→ **YOUR OBJECTIVE**: Please copy each line of the records below that holds the word "نیاز".

Dataset rows for apps and sites:
* * *
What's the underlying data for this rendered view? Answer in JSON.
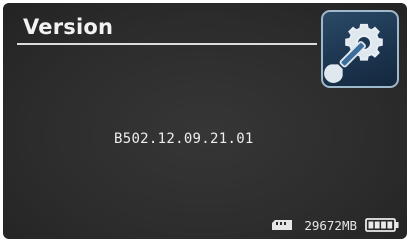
{
  "header": {
    "title": "Version"
  },
  "settings_tile": {
    "icon": "gear-wrench-icon",
    "accent": "#9eb8cc"
  },
  "main": {
    "version_value": "B502.12.09.21.01"
  },
  "status_bar": {
    "storage_icon": "sd-card-icon",
    "storage_text": "29672MB",
    "battery_icon": "battery-icon",
    "battery_level": 1.0
  }
}
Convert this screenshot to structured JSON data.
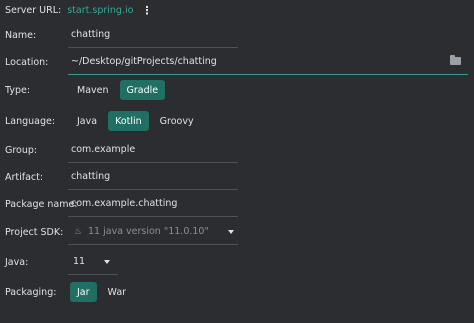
{
  "server": {
    "label": "Server URL:",
    "url": "start.spring.io",
    "menu_icon": "kebab-menu-icon"
  },
  "name": {
    "label": "Name:",
    "value": "chatting"
  },
  "location": {
    "label": "Location:",
    "value": "~/Desktop/gitProjects/chatting",
    "icon": "folder-icon"
  },
  "type": {
    "label": "Type:",
    "options": [
      "Maven",
      "Gradle"
    ],
    "selected": "Gradle"
  },
  "language": {
    "label": "Language:",
    "options": [
      "Java",
      "Kotlin",
      "Groovy"
    ],
    "selected": "Kotlin"
  },
  "group": {
    "label": "Group:",
    "value": "com.example"
  },
  "artifact": {
    "label": "Artifact:",
    "value": "chatting"
  },
  "package_name": {
    "label": "Package name:",
    "value": "com.example.chatting"
  },
  "sdk": {
    "label": "Project SDK:",
    "value": "11 java version \"11.0.10\"",
    "icon": "java-sdk-icon"
  },
  "java": {
    "label": "Java:",
    "value": "11"
  },
  "packaging": {
    "label": "Packaging:",
    "options": [
      "Jar",
      "War"
    ],
    "selected": "Jar"
  },
  "colors": {
    "accent": "#2f9c8f",
    "selected_bg": "#1f6f63",
    "link": "#35a89b",
    "background": "#2b2d30"
  }
}
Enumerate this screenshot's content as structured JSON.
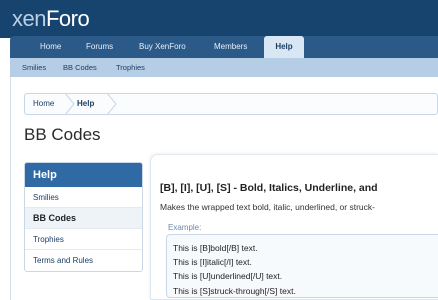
{
  "logo": {
    "part1": "xen",
    "part2": "Foro"
  },
  "nav": {
    "tabs": [
      {
        "label": "Home"
      },
      {
        "label": "Forums"
      },
      {
        "label": "Buy XenForo"
      },
      {
        "label": "Members"
      },
      {
        "label": "Help"
      }
    ],
    "active_tab": "Help"
  },
  "subnav": {
    "items": [
      {
        "label": "Smilies"
      },
      {
        "label": "BB Codes"
      },
      {
        "label": "Trophies"
      }
    ]
  },
  "breadcrumb": {
    "items": [
      {
        "label": "Home"
      },
      {
        "label": "Help"
      }
    ]
  },
  "page_title": "BB Codes",
  "sidebar": {
    "heading": "Help",
    "items": [
      {
        "label": "Smilies"
      },
      {
        "label": "BB Codes"
      },
      {
        "label": "Trophies"
      },
      {
        "label": "Terms and Rules"
      }
    ],
    "active_item": "BB Codes"
  },
  "content": {
    "section_title": "[B], [I], [U], [S] - Bold, Italics, Underline, and",
    "description": "Makes the wrapped text bold, italic, underlined, or struck-",
    "example_label": "Example:",
    "example_lines": [
      "This is [B]bold[/B] text.",
      "This is [I]italic[/I] text.",
      "This is [U]underlined[/U] text.",
      "This is [S]struck-through[/S] text."
    ]
  },
  "colors": {
    "header_bg": "#17446f",
    "nav_bg": "#2b5988",
    "subnav_bg": "#b6cde6",
    "sidebar_head_bg": "#2f6aa4",
    "link": "#1d3f66"
  }
}
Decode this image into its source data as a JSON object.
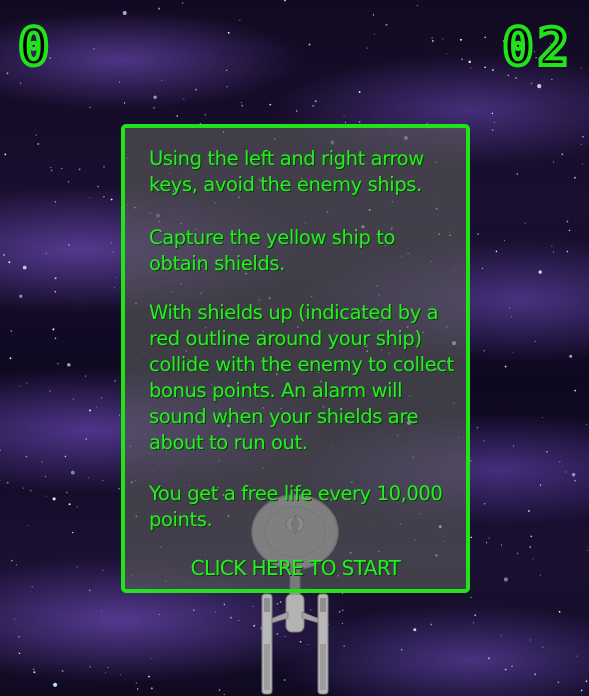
{
  "hud": {
    "score_left": "0",
    "score_right": "02"
  },
  "instructions": {
    "paragraphs": [
      "Using the left and right arrow keys, avoid the enemy ships.",
      "Capture the yellow ship to obtain shields.",
      "With shields up (indicated by a red outline around your ship) collide with the enemy to collect bonus points. An alarm will sound when your shields are about to run out.",
      "You get a free life every 10,000 points."
    ],
    "start_label": "CLICK HERE TO START"
  },
  "player_ship": {
    "icon": "starship-icon"
  },
  "colors": {
    "accent_green": "#22e21c",
    "panel_background": "#5c5c5c"
  }
}
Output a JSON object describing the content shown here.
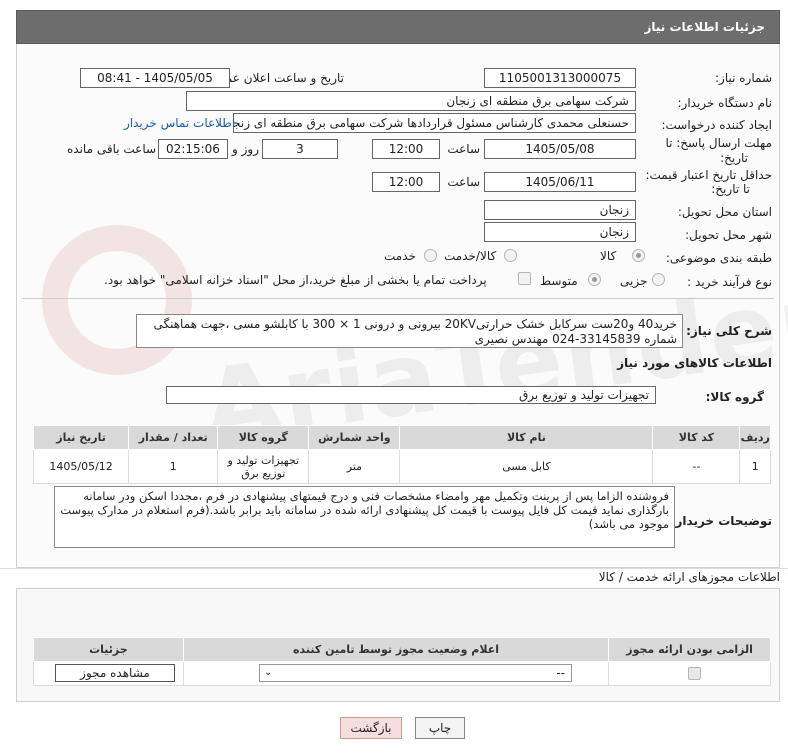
{
  "header": {
    "title": "جزئیات اطلاعات نیاز"
  },
  "fields": {
    "need_number_label": "شماره نیاز:",
    "need_number": "1105001313000075",
    "announce_label": "تاریخ و ساعت اعلان عمومی:",
    "announce_value": "1405/05/05 - 08:41",
    "buyer_label": "نام دستگاه خریدار:",
    "buyer_value": "شرکت سهامی برق منطقه ای زنجان",
    "creator_label": "ایجاد کننده درخواست:",
    "creator_value": "حسنعلی محمدی کارشناس مسئول قراردادها شرکت سهامی برق منطقه ای زنجان",
    "contact_link": "اطلاعات تماس خریدار",
    "deadline_label_1": "مهلت ارسال پاسخ: تا",
    "deadline_label_2": "تاریخ:",
    "deadline_date": "1405/05/08",
    "time_label": "ساعت",
    "deadline_time": "12:00",
    "days_value": "3",
    "days_label": "روز و",
    "remaining_time": "02:15:06",
    "remaining_label": "ساعت باقی مانده",
    "validity_label_1": "حداقل تاریخ اعتبار قیمت:",
    "validity_label_2": "تا تاریخ:",
    "validity_date": "1405/06/11",
    "validity_time": "12:00",
    "province_label": "استان محل تحویل:",
    "province_value": "زنجان",
    "city_label": "شهر محل تحویل:",
    "city_value": "زنجان",
    "category_label": "طبقه بندی موضوعی:",
    "category_options": [
      "کالا",
      "کالا/خدمت",
      "خدمت"
    ],
    "process_label": "نوع فرآیند خرید :",
    "process_options": [
      "جزیی",
      "متوسط"
    ],
    "payment_note": "پرداخت تمام یا بخشی از مبلغ خرید،از محل \"اسناد خزانه اسلامی\" خواهد بود.",
    "summary_label": "شرح کلی نیاز:",
    "summary_value": "خرید40  و20ست  سرکابل خشک حرارتی20KV بیرونی و درونی 1 × 300 با کابلشو مسی ،جهت هماهنگی شماره 33145839-024 مهندس نصیری"
  },
  "goods": {
    "section_title": "اطلاعات کالاهای مورد نیاز",
    "group_label": "گروه کالا:",
    "group_value": "تجهیزات تولید و توزیع برق",
    "columns": [
      "ردیف",
      "کد کالا",
      "نام کالا",
      "واحد شمارش",
      "گروه کالا",
      "تعداد / مقدار",
      "تاریخ نیاز"
    ],
    "rows": [
      [
        "1",
        "--",
        "کابل مسی",
        "متر",
        "تجهیزات تولید و توزیع برق",
        "1",
        "1405/05/12"
      ]
    ]
  },
  "buyer_notes": {
    "label": "توضیحات خریدار:",
    "text": "فروشنده الزاما پس از پرینت وتکمیل مهر وامضاء مشخصات فنی و درج قیمتهای پیشنهادی در فرم ،مجددا اسکن ودر سامانه بارگذاری نماید قیمت کل فایل پیوست با قیمت کل پیشنهادی ارائه شده در سامانه باید برابر باشد.(فرم  استعلام در مدارک پیوست موجود می باشد)"
  },
  "permits": {
    "section_title": "اطلاعات مجوزهای ارائه خدمت / کالا",
    "columns": [
      "الزامی بودن ارائه مجوز",
      "اعلام وضعیت مجوز توسط تامین کننده",
      "جزئیات"
    ],
    "select_value": "--",
    "view_button": "مشاهده مجوز"
  },
  "actions": {
    "print": "چاپ",
    "back": "بازگشت"
  },
  "watermark": "AriaTender.net"
}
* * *
→ **WRITTEN ANSWER**:
    "title": "جزئیات اطلاعات نیاز"
    "need_number_label": "شماره نیاز:",
    "summary_label": "شرح کلی نیاز:",
    "section_title": "اطلاعات کالاهای مورد نیاز",
      "تاریخ نیاز"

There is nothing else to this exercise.